- _Activity_
Beneath this task is a listing; tally its lines that contain "Agent" and give only the total.
========
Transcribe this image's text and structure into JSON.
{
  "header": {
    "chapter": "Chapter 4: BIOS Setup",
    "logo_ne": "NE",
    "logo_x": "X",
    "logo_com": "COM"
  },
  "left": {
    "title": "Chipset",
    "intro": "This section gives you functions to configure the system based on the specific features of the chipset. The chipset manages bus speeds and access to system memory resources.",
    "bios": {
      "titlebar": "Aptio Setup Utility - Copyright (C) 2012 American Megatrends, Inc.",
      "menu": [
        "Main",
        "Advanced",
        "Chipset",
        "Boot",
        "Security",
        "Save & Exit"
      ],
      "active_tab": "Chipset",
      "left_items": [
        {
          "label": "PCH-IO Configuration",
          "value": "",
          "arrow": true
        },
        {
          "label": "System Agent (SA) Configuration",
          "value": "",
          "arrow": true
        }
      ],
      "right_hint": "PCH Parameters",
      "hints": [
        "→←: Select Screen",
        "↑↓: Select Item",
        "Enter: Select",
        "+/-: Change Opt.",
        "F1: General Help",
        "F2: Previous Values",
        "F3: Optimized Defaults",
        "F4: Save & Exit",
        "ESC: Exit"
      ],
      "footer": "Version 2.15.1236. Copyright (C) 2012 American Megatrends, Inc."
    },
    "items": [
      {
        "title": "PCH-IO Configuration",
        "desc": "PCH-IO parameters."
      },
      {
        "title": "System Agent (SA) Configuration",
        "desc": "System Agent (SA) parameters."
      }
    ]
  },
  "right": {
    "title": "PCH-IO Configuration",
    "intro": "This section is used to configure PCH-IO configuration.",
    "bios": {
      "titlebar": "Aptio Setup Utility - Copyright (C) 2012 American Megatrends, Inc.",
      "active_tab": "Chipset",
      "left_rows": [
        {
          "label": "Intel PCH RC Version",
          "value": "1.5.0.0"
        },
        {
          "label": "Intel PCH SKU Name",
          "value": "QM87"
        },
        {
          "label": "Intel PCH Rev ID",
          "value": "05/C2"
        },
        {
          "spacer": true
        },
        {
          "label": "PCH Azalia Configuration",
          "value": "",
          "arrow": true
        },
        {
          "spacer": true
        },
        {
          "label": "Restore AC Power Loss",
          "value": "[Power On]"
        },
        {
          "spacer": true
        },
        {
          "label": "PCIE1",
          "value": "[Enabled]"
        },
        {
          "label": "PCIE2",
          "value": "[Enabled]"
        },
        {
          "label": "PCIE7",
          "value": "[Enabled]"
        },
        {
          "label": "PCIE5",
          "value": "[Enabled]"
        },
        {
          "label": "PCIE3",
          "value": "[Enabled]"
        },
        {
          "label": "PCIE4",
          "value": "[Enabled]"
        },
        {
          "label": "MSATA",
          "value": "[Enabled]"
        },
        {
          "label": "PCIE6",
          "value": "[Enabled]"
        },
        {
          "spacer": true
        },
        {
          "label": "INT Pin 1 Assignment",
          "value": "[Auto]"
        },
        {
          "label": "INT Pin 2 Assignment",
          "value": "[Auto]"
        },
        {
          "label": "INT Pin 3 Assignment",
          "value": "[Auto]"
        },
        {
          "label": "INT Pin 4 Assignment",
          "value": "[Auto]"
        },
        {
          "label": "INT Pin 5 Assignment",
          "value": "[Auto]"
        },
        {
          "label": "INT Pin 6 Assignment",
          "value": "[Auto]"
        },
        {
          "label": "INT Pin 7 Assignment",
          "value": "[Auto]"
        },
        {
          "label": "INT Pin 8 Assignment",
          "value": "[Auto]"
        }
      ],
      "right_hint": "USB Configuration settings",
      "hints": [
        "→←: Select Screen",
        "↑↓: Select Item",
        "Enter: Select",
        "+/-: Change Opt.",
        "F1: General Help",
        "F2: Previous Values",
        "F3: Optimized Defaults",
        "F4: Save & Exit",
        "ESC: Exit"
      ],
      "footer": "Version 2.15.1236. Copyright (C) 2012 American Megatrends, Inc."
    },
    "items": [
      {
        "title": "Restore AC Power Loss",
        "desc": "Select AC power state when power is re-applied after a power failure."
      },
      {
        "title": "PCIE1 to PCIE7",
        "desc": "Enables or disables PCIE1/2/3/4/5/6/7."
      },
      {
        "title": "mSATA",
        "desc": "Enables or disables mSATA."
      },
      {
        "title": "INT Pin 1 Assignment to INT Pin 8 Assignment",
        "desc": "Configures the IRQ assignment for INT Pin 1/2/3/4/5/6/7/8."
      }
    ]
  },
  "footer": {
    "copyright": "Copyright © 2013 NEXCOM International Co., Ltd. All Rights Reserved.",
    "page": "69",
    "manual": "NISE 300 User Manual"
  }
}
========
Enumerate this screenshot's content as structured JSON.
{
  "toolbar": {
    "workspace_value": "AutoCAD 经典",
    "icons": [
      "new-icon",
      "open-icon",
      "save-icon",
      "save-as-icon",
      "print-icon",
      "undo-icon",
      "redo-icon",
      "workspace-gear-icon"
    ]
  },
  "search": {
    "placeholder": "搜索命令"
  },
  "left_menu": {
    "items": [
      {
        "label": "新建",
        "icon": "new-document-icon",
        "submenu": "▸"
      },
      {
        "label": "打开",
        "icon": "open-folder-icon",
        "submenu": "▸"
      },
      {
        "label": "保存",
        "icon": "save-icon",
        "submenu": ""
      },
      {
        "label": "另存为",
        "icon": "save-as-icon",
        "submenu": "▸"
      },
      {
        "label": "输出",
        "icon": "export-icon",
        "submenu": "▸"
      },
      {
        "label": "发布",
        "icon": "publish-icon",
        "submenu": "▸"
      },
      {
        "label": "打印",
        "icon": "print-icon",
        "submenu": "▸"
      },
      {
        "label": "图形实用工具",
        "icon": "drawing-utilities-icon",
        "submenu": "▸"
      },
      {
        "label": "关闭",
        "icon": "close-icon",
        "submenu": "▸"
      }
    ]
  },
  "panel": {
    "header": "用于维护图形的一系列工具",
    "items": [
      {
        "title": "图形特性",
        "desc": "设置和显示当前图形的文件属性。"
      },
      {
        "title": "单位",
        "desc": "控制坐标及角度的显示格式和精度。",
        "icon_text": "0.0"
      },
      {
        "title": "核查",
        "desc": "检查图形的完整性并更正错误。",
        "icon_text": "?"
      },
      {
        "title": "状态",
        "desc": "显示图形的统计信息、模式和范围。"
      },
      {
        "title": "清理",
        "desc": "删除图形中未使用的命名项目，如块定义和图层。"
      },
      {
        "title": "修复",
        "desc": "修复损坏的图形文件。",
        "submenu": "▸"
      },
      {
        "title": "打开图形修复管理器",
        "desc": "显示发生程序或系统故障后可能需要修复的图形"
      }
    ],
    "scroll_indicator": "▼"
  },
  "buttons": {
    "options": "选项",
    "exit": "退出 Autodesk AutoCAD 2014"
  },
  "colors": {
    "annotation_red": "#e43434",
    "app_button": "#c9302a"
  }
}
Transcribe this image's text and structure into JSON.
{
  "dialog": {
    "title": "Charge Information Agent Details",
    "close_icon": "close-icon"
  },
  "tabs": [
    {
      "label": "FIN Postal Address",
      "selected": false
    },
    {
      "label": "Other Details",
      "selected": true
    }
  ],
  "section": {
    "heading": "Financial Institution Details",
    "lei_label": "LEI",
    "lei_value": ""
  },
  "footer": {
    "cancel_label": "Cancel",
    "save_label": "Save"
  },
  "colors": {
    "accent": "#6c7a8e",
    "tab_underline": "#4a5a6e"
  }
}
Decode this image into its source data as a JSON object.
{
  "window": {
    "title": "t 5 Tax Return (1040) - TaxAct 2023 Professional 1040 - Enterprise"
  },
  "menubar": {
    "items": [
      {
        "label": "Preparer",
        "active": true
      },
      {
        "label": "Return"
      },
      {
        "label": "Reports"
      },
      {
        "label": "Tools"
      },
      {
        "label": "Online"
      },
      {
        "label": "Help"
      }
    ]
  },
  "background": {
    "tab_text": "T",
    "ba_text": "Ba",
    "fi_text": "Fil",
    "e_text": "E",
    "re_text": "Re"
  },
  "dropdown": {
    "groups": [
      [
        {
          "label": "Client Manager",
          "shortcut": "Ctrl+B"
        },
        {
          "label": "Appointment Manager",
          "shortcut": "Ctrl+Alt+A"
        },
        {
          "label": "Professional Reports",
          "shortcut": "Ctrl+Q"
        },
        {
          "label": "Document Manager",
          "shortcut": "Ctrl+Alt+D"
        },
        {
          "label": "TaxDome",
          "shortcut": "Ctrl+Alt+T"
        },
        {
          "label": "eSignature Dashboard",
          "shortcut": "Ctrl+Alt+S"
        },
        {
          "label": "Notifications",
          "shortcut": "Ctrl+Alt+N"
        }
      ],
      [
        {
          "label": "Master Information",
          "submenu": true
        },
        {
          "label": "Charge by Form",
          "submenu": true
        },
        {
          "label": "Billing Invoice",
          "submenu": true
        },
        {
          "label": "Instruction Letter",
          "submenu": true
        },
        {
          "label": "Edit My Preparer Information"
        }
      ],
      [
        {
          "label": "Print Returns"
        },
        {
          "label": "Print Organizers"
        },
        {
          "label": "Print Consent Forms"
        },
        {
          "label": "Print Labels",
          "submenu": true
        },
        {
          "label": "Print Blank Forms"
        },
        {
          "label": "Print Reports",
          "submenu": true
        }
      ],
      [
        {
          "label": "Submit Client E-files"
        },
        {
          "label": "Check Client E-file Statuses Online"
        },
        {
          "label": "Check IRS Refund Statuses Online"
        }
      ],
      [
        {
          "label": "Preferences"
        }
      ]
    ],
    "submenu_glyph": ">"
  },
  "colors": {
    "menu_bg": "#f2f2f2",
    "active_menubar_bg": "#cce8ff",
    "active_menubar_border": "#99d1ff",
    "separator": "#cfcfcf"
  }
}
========
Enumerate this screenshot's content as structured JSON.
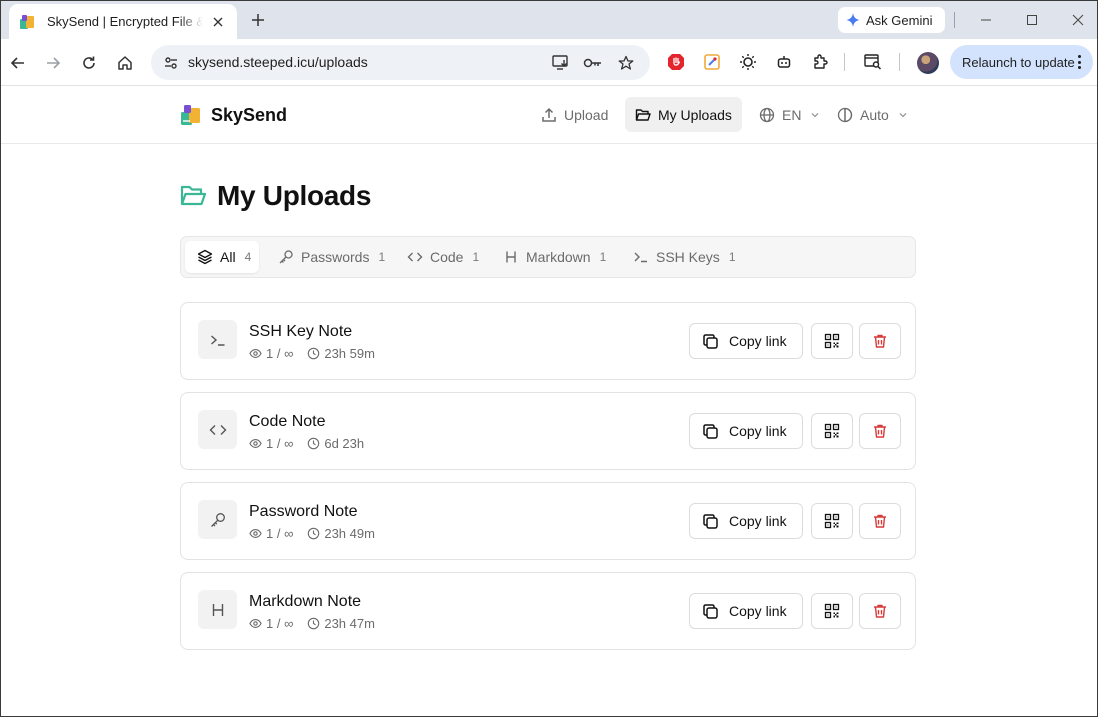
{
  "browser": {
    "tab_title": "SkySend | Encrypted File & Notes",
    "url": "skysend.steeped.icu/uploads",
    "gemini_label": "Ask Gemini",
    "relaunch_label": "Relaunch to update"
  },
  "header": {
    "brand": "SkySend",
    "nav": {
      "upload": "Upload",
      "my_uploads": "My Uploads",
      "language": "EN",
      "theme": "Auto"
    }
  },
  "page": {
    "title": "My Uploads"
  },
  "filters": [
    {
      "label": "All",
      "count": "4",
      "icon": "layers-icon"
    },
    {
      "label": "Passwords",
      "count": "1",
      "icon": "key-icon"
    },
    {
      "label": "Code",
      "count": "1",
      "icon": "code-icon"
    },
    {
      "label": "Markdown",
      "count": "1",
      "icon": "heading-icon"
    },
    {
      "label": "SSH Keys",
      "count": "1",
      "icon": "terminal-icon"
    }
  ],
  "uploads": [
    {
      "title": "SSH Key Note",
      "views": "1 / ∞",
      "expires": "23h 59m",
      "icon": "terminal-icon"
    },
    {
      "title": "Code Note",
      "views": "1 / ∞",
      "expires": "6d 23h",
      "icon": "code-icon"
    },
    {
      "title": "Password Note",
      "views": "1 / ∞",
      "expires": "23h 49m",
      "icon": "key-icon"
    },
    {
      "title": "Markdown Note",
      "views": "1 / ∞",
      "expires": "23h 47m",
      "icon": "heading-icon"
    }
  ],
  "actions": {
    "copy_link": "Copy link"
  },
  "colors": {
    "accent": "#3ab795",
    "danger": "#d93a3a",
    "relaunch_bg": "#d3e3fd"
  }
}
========
- _Answer area_
4